Despite the hours of observation and conversation, I was still struggling when it came to my own horse. I had a few lessons with Karen, which were always insightful, inspirational and motivating. But I was averaging about one lesson every two months or more. After a large chunk of time going it alone, I got myself into an ugly place that I had no clue I was in, to the point where Mr. Easy-Going would actually run away from me. Now I was the little girl in the corner crying, ‘My pony hates me’.
To make matters worse, I had spent several years and lots of money desperately trying to find him relief for horrible skin allergies that began every March and lasted through October.
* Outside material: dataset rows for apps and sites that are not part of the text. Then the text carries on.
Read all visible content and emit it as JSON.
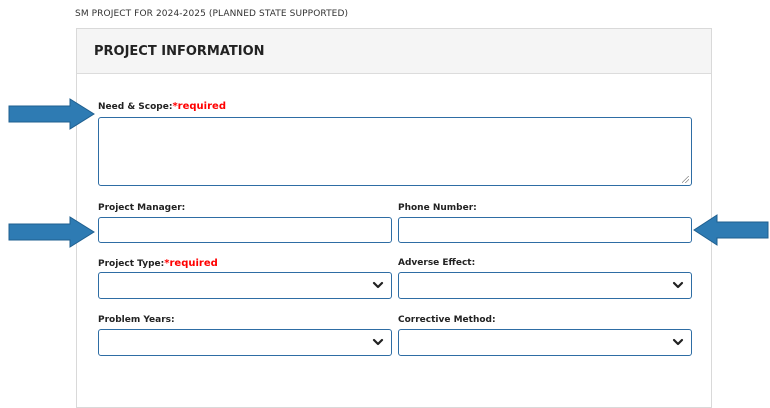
{
  "breadcrumb": "SM PROJECT FOR 2024-2025 (PLANNED STATE SUPPORTED)",
  "panel": {
    "title": "PROJECT INFORMATION"
  },
  "form": {
    "need_scope": {
      "label": "Need & Scope:",
      "required": "*required",
      "value": ""
    },
    "project_manager": {
      "label": "Project Manager:",
      "value": ""
    },
    "phone_number": {
      "label": "Phone Number:",
      "value": ""
    },
    "project_type": {
      "label": "Project Type:",
      "required": "*required",
      "value": ""
    },
    "adverse_effect": {
      "label": "Adverse Effect:",
      "value": ""
    },
    "problem_years": {
      "label": "Problem Years:",
      "value": ""
    },
    "corrective_method": {
      "label": "Corrective Method:",
      "value": ""
    }
  },
  "colors": {
    "field_border": "#2e6da4",
    "required_text": "#ff0000",
    "annotation_arrow": "#2e7bb3"
  },
  "icons": {
    "select_chevron": "chevron-down-icon",
    "annotation": "arrow-icon"
  }
}
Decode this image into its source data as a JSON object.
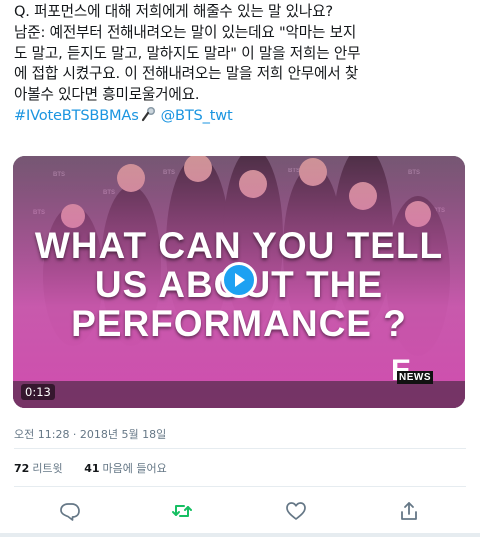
{
  "tweet": {
    "lines": [
      "Q. 퍼포먼스에 대해 저희에게 해줄수 있는 말 있나요?",
      "남준: 예전부터 전해내려오는 말이 있는데요 \"악마는 보지",
      "도 말고, 듣지도 말고, 말하지도 말라\" 이 말을 저희는 안무",
      "에 접합 시켰구요. 이 전해내려오는 말을 저희 안무에서 찾",
      "아볼수 있다면 흥미로울거에요."
    ],
    "hashtag": "#IVoteBTSBBMAs",
    "mention": "@BTS_twt",
    "hashtag_emoji": "microphone-icon"
  },
  "media": {
    "headline_lines": [
      "WHAT CAN YOU TELL",
      "US ABOUT THE",
      "PERFORMANCE ?"
    ],
    "duration": "0:13",
    "logo_letter": "E",
    "logo_text": "NEWS",
    "backdrop_label": "BTS",
    "tint_color": "#e05fbf"
  },
  "timestamp": "오전 11:28 · 2018년 5월 18일",
  "stats": {
    "retweets_count": "72",
    "retweets_label": "리트윗",
    "likes_count": "41",
    "likes_label": "마음에 들어요"
  },
  "actions": {
    "reply_icon": "reply-icon",
    "retweet_icon": "retweet-icon",
    "like_icon": "heart-icon",
    "share_icon": "share-icon",
    "retweet_color": "#17bf63",
    "icon_color": "#657786"
  },
  "colors": {
    "link": "#1b95e0",
    "text": "#14171a",
    "muted": "#657786",
    "play": "#1da1f2"
  }
}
How could he be so ungrateful?
That was the me I didn’t realize I had become.
Those road trips, our chats over coffee, hanging out at the barn with the herd helped me lay the foundation of trust so necessary for what had to happen next. Karen would sit me down with pen and paper, or talk me through some meditative exercises, asking hard questions. To her credit, she wouldn’t settle for my cognitive answers—they were only the surface. And I was a professional at closing off my feelings. We dug deeper, trusting there was a root that needed to come to light. Sometimes it would hit days later. Sometimes a dream or a word sparked some new epiphany. I had what some would say a “Coming to Jesus” with my own Ego, and that little 5-year-old girl. Cowboy did not deserve--and I would no longer allow—the burden of “make it all better” rest on his withers.
It was only after bringing these things into awareness—not to dwell, but to acknowledge and walk on—that the lessons could begin. We needed a new foundation with the accessible me. How to keep myself present for my horse. How to recognize and receive what he is offering. In clinics, we talk about how some horses might feel vulnerable when they “go inside.” I had the human version of it when it came to actually feeling. Cowboy was my barometer. If I shut down, he disconnected. If he shut down, I checked myself. He was so forgiving!
Groundwork revealed more insights: how my vibration or mood comes through the rope and just changing my thinking isn’t enough—I have to truly change how I feel; how a flash of self-doubt can short-circuit the connection if it doesn’t come into awareness; how some of Cowboy’s moves or habits were not based on “being lazy” or “difficult” but on improper posture or shape.
Conscientious of some bad falls I had, Karen transitioned us smoothly from emergency dismount whenever my anxiety spiked, to pony-club exercises, to bareback lessons on-line at walk, then trot. We finally had reached a point that had us independently walking around the arena together, as true, trusting partners. Those little particles started to connect within and between us. We had some beautiful moments where I truly felt love given and received.
But as the Universe would have it, those special moments would be our last together. Cowboy hid his cancer stoically until the last day. Karen was with me at the end. When we had to let Cowboy go, it was the most perfect, peaceful release one could hope for.
I truly believe that Karen’s coaching and friendship granted this gift beyond measure to Cowboy and I, and I know when the time is right, a new horse will come along, and Karen can teach us to dance.
Karen Tinsley, Ohio, USA